Copy every line from the material below that holds "Builder".
——
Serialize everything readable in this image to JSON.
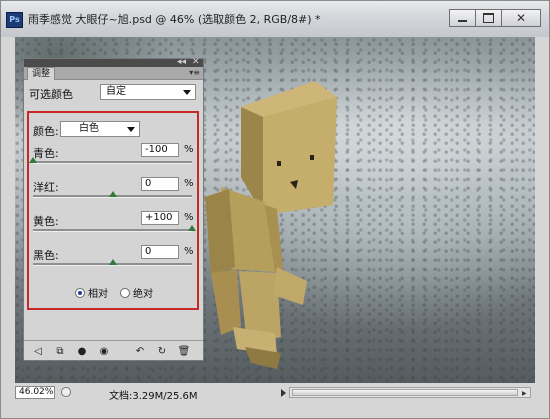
{
  "window": {
    "title": "雨季感觉 大眼仔~旭.psd @ 46% (选取颜色 2, RGB/8#) *",
    "app_icon_label": "Ps",
    "buttons": [
      "minimize",
      "maximize",
      "close"
    ]
  },
  "panel": {
    "tab_label": "调整",
    "preset_label": "可选颜色",
    "preset_value": "自定",
    "color_label": "颜色:",
    "color_value": "白色",
    "sliders": [
      {
        "label": "青色:",
        "value": "-100",
        "unit": "%",
        "level": 0.0
      },
      {
        "label": "洋红:",
        "value": "0",
        "unit": "%",
        "level": 0.5
      },
      {
        "label": "黄色:",
        "value": "+100",
        "unit": "%",
        "level": 1.0
      },
      {
        "label": "黑色:",
        "value": "0",
        "unit": "%",
        "level": 0.5
      }
    ],
    "method_options": [
      "相对",
      "绝对"
    ],
    "method_selected": "相对",
    "footer_icons": [
      "back-arrow-icon",
      "expand-view-icon",
      "clip-layer-icon",
      "visibility-eye-icon",
      "view-previous-icon",
      "reset-icon",
      "delete-icon"
    ]
  },
  "status": {
    "zoom": "46.02%",
    "doc_info": "文档:3.29M/25.6M"
  }
}
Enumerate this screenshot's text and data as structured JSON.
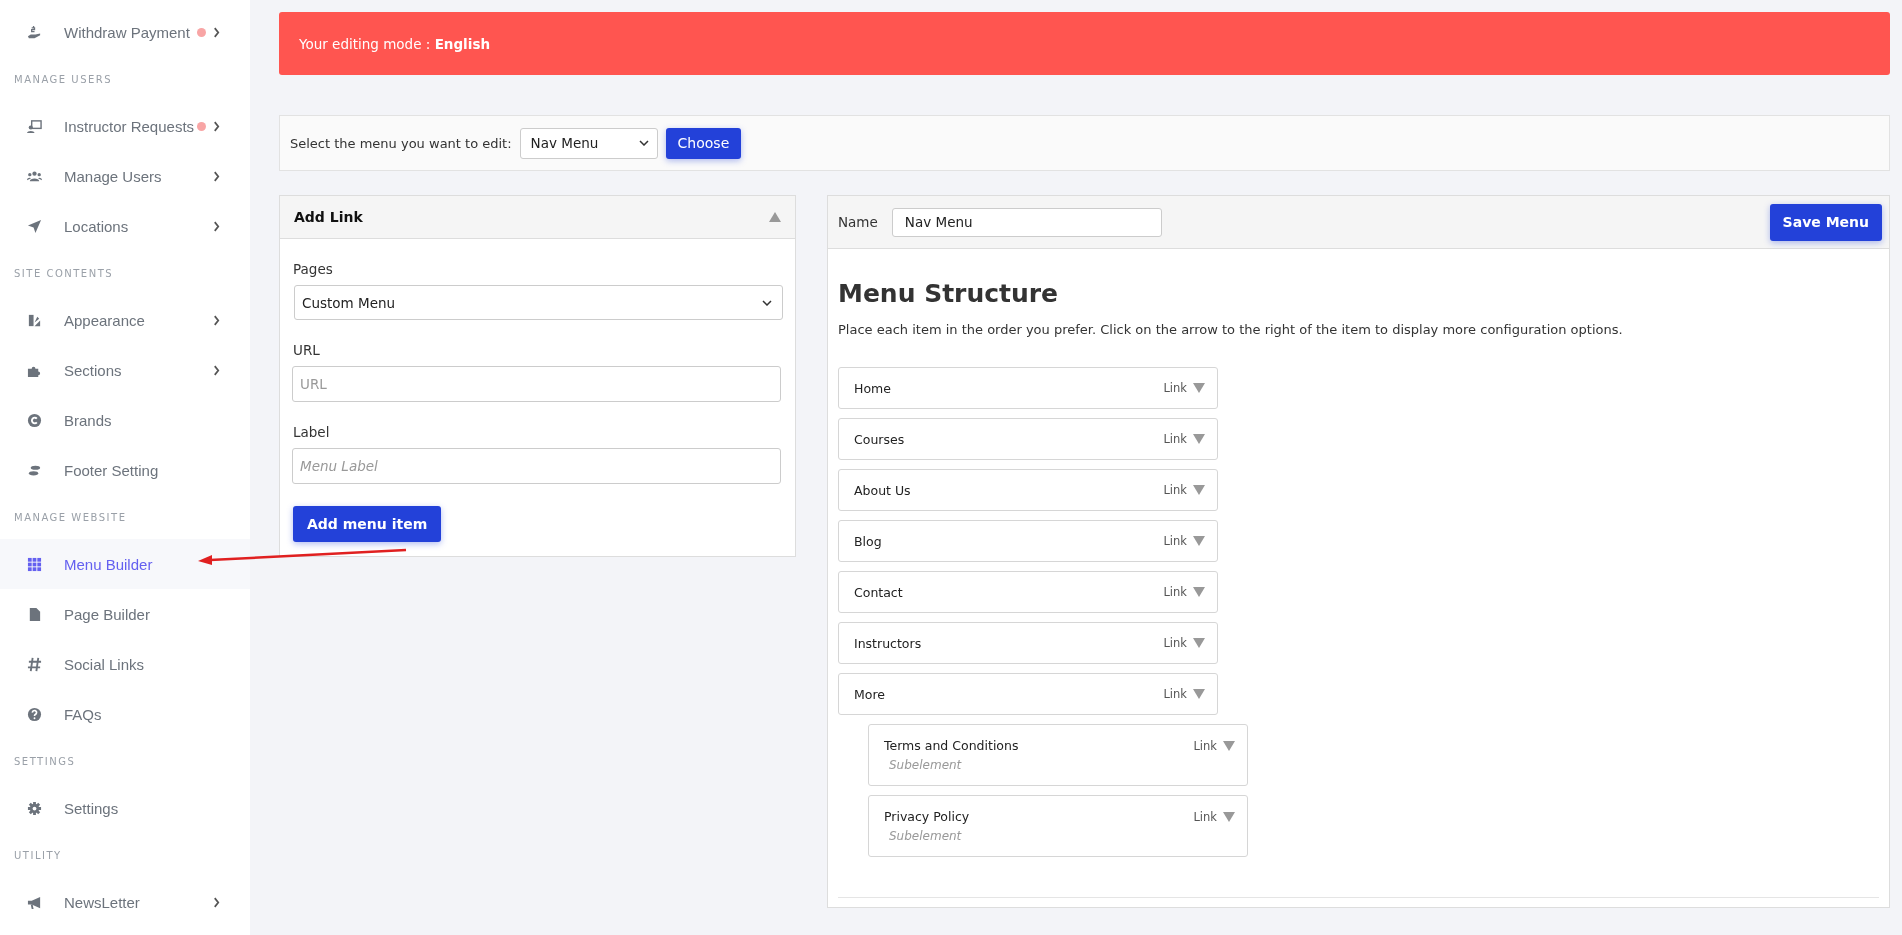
{
  "sidebar": {
    "items": [
      {
        "kind": "item",
        "label": "Withdraw Payment",
        "notification": true,
        "expandable": true,
        "selected": false
      },
      {
        "kind": "heading",
        "label": "MANAGE USERS"
      },
      {
        "kind": "item",
        "label": "Instructor Requests",
        "notification": true,
        "expandable": true,
        "selected": false
      },
      {
        "kind": "item",
        "label": "Manage Users",
        "notification": false,
        "expandable": true,
        "selected": false
      },
      {
        "kind": "item",
        "label": "Locations",
        "notification": false,
        "expandable": true,
        "selected": false
      },
      {
        "kind": "heading",
        "label": "SITE CONTENTS"
      },
      {
        "kind": "item",
        "label": "Appearance",
        "notification": false,
        "expandable": true,
        "selected": false
      },
      {
        "kind": "item",
        "label": "Sections",
        "notification": false,
        "expandable": true,
        "selected": false
      },
      {
        "kind": "item",
        "label": "Brands",
        "notification": false,
        "expandable": false,
        "selected": false
      },
      {
        "kind": "item",
        "label": "Footer Setting",
        "notification": false,
        "expandable": false,
        "selected": false
      },
      {
        "kind": "heading",
        "label": "MANAGE WEBSITE"
      },
      {
        "kind": "item",
        "label": "Menu Builder",
        "notification": false,
        "expandable": false,
        "selected": true
      },
      {
        "kind": "item",
        "label": "Page Builder",
        "notification": false,
        "expandable": false,
        "selected": false
      },
      {
        "kind": "item",
        "label": "Social Links",
        "notification": false,
        "expandable": false,
        "selected": false
      },
      {
        "kind": "item",
        "label": "FAQs",
        "notification": false,
        "expandable": false,
        "selected": false
      },
      {
        "kind": "heading",
        "label": "SETTINGS"
      },
      {
        "kind": "item",
        "label": "Settings",
        "notification": false,
        "expandable": false,
        "selected": false
      },
      {
        "kind": "heading",
        "label": "UTILITY"
      },
      {
        "kind": "item",
        "label": "NewsLetter",
        "notification": false,
        "expandable": true,
        "selected": false
      }
    ]
  },
  "banner": {
    "text": "Your editing mode : **English**"
  },
  "menu_select": {
    "label": "Select the menu you want to edit:",
    "value": "Nav Menu",
    "button": "Choose"
  },
  "add_link": {
    "title": "Add Link",
    "pages_label": "Pages",
    "pages_value": "Custom Menu",
    "url_label": "URL",
    "url_placeholder": "URL",
    "label_label": "Label",
    "label_placeholder": "Menu Label",
    "button": "Add menu item"
  },
  "menu_editor": {
    "name_label": "Name",
    "name_value": "Nav Menu",
    "save_button": "Save Menu",
    "heading": "Menu Structure",
    "description": "Place each item in the order you prefer. Click on the arrow to the right of the item to display more configuration options.",
    "items": [
      {
        "label": "Home",
        "type": "Link"
      },
      {
        "label": "Courses",
        "type": "Link"
      },
      {
        "label": "About Us",
        "type": "Link"
      },
      {
        "label": "Blog",
        "type": "Link"
      },
      {
        "label": "Contact",
        "type": "Link"
      },
      {
        "label": "Instructors",
        "type": "Link"
      },
      {
        "label": "More",
        "type": "Link",
        "children": [
          {
            "label": "Terms and Conditions",
            "type": "Link",
            "note": "Subelement"
          },
          {
            "label": "Privacy Policy",
            "type": "Link",
            "note": "Subelement"
          }
        ]
      }
    ]
  }
}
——
■ ANSWER
        "label": "Menu Builder",
        "label": "Page Builder",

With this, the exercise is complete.